October 19, 2020
The Fairfax County Redevelopment and Housing Authority (FCRHA) has been approved for set aside funding in the amount of $6 million from Virginia Housing through the Sponsoring Partnerships and Revitalizing Communities (SPARC) loan program to assist first-time homebuyers in purchasing a home by lowering their interest rate by one percent. These funds should be able to assist approximately 16 families buying homes in Fairfax County.   SPARC funds are a state-wide allocation of tax-exempt mortgage revenue bond monies that provide first-trust financing at an interest rate that is one percent below the Virginia Housing rate. The funds are not received by the County or FCRHA; nor is there a County match. The funds are made available to qualified lenders directly from Virginia Housing upon approval of the loan documents by Fairfax County Department of Housing and Community Development staff. Including this most recent set aside, the FCRHA has sponsored $14 million in SPARC funding in 2020. As of August 2020, all but $85,000 of the original set aside funding, reserved in February, was expended and 24 households with 59 family members were able to buy homes in Fairfax County. The average home sales price was $345,000 and some interest rates were below 2.0 percent. Under SPARC, homebuyers must meet Virginia Housing’s eligibility and underwriting requirements for its first-time homebuyer program. Loans are originated through Virginia Housing and their lending partners with the FCRHA serving as the Sponsor that approves the lender’s reservation for SPARC funding.
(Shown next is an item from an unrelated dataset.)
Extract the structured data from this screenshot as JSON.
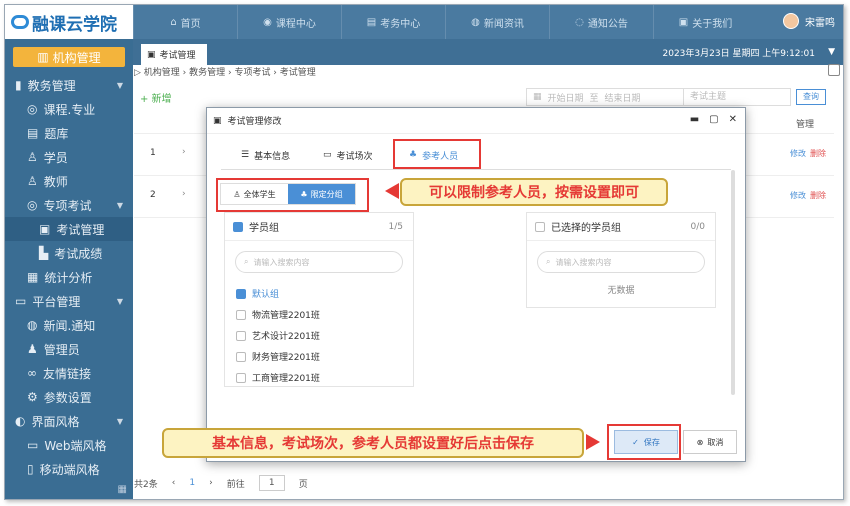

ground breaking

October 9, 2020
Through this COVID-19 pandemic, we’ve all heard how we’re safer at home; but what about those who don’t have a place to call their own or who are struggling to remain in their homes? With so many essential workers struggling to make ends meet amid the impacts of COVID-19, through no fault of their own, the work of enhancing the County’s stock of housing that is affordable is more important than ever. “Home is really the foundation of success for both the community and for families,” said Tom Fleetwood, Director of Fairfax County’s Department of Housing and Community Development. “Safe and affordable housing, and access to affordable housing in all parts of Fairfax County is also essential to us being the type of community that we want to be, an equitable community where everyone has access to opportunity.” This global pandemic has increased the urgency to ensure that Fairfax County continues to advance the work of providing more housing that is affordable through development, strategic investment, and in its inclusionary land use policies. The following video highlights the work of the Fairfax County Redevelopment and Housing Authority and the Department of Housing and Community Development, and how they have creatively continued to make persistent progress amid the difficult challenges presented by this pandemic.  
Fairfax Virtual Assistant